We talked about my current book at length, but already Carmen was interested in the next. As promised before the meeting, I had brought Will’s little diary with me, and a transcript of the main section for Carmen and Alison to look through.
As her eyes scanned my introductory notes, it was Carmen’s turn to be quietly overwhelmed. ‘Did you know I’m Australian?’ she asked at last. As I nodded, she said, ‘It really is extraordinary. I see here that he went to Melbourne, and worked in the Dandenongs?’
I nodded again. ‘He worked on a farm there. In August 1914, he enlisted at the St Kilda Barracks…’
For a moment she was quiet, studying the notes. She asked whether I knew she was from Melbourne. I shook my head, already feeling a tingle of intuition.
‘Well, you see, Ann, I was born in St Kilda, not far from the barracks. What’s more,’ she added, ‘we had a house in the Dandenongs – I spent many summers there as a child.’
That coincidence brought forth a gasp of astonishment. We had only just met but feeling the power of that unlikely connection, Carmen and I joined hands, laughing as we did so. Alison, who had not seen those notes, and was probably unaware of Carmen’s early life, was round-eyed with amazement.
‘Well,’ I said eventually, when we’d repeated all the facts, laughed again and shaken our heads over the mystery of it all, ‘if my friend Lena were here, she’d say we shouldn’t be surprised – it’s just another link in the chain…’
For the next hour or more we talked about the deep feeling in Australia regarding the First World War – the sense that as a country, Australia had come of age with the courage displayed by a generation of fine young men. From Gallipoli to the Somme, and from Ypres to the final battles of 1918, they had fought and endured and ultimately died in the worst carnage the world has ever known. Even after seventy years, respect was deep, as was the sorrow.
That an unknown English writer – and a woman – planned to write her own homage to a young Australian emigrant, no doubt intrigued Carmen.
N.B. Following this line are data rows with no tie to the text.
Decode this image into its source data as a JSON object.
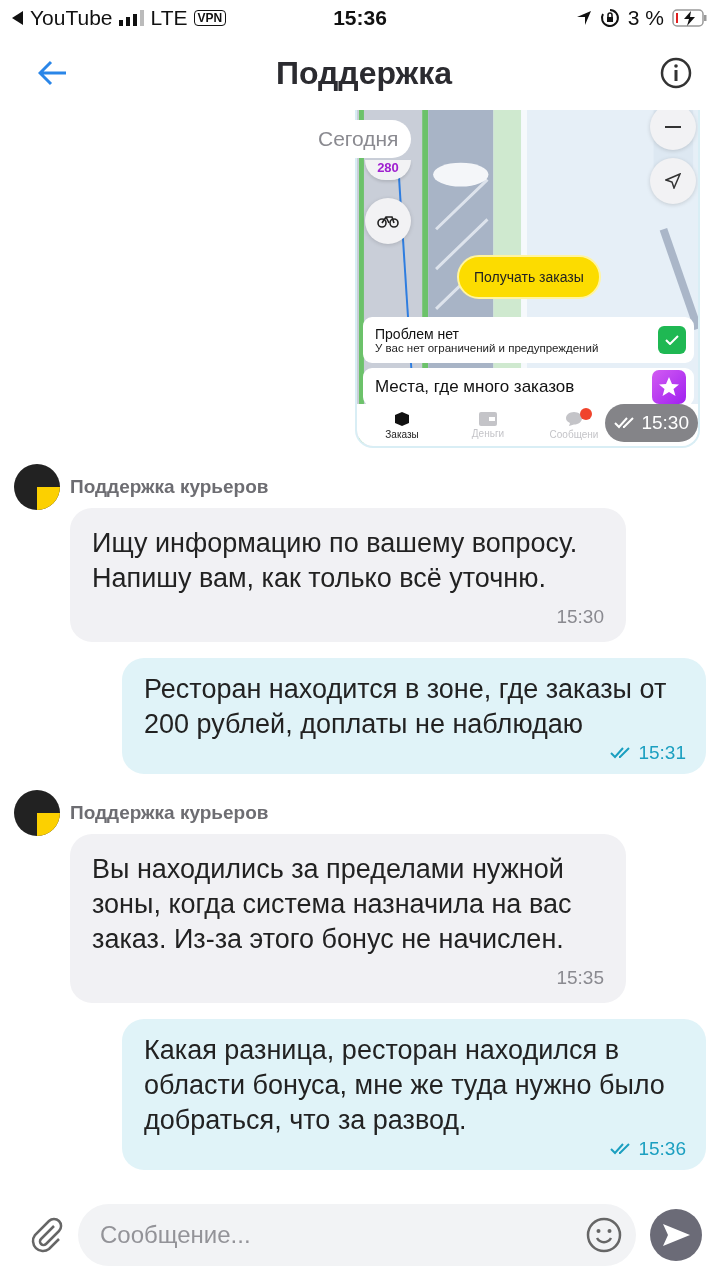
{
  "status_bar": {
    "back_app": "YouTube",
    "network": "LTE",
    "vpn": "VPN",
    "time": "15:36",
    "battery": "3 %",
    "charging": true
  },
  "header": {
    "title": "Поддержка"
  },
  "date_label": "Сегодня",
  "messages": [
    {
      "time": "15:30",
      "read": true,
      "screenshot": {
        "badge": "280",
        "action_button": "Получать заказы",
        "status_card": {
          "title": "Проблем нет",
          "subtitle": "У вас нет ограничений и предупреждений",
          "ok": true
        },
        "promo_card": "Места, где много заказов",
        "tabs": [
          {
            "label": "Заказы",
            "selected": true
          },
          {
            "label": "Деньги",
            "selected": false
          },
          {
            "label": "Сообщени",
            "selected": false,
            "unread": true
          }
        ]
      }
    },
    {
      "kind": "incoming",
      "sender": "Поддержка курьеров",
      "text": "Ищу информацию по вашему вопросу. Напишу вам, как только всё уточню.",
      "time": "15:30"
    },
    {
      "kind": "outgoing",
      "text": "Ресторан находится в зоне, где заказы от 200 рублей, доплаты не наблюдаю",
      "time": "15:31",
      "read": true
    },
    {
      "kind": "incoming",
      "sender": "Поддержка курьеров",
      "text": "Вы находились за пределами нужной зоны, когда система назначила на вас заказ. Из-за этого бонус не начислен.",
      "time": "15:35"
    },
    {
      "kind": "outgoing",
      "text": "Какая разница, ресторан находился в области бонуса, мне же туда нужно было добраться, что за развод.",
      "time": "15:36",
      "read": true
    }
  ],
  "composer": {
    "placeholder": "Сообщение..."
  }
}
She was certainly keen to put her support behind the project.
She asked if I had been to Australia, and I said I had been to a couple of Australia’s northern ports, but only briefly. ‘Well, obviously,’ she declared, ‘you must go to Melbourne and see the Dandenongs for yourself…’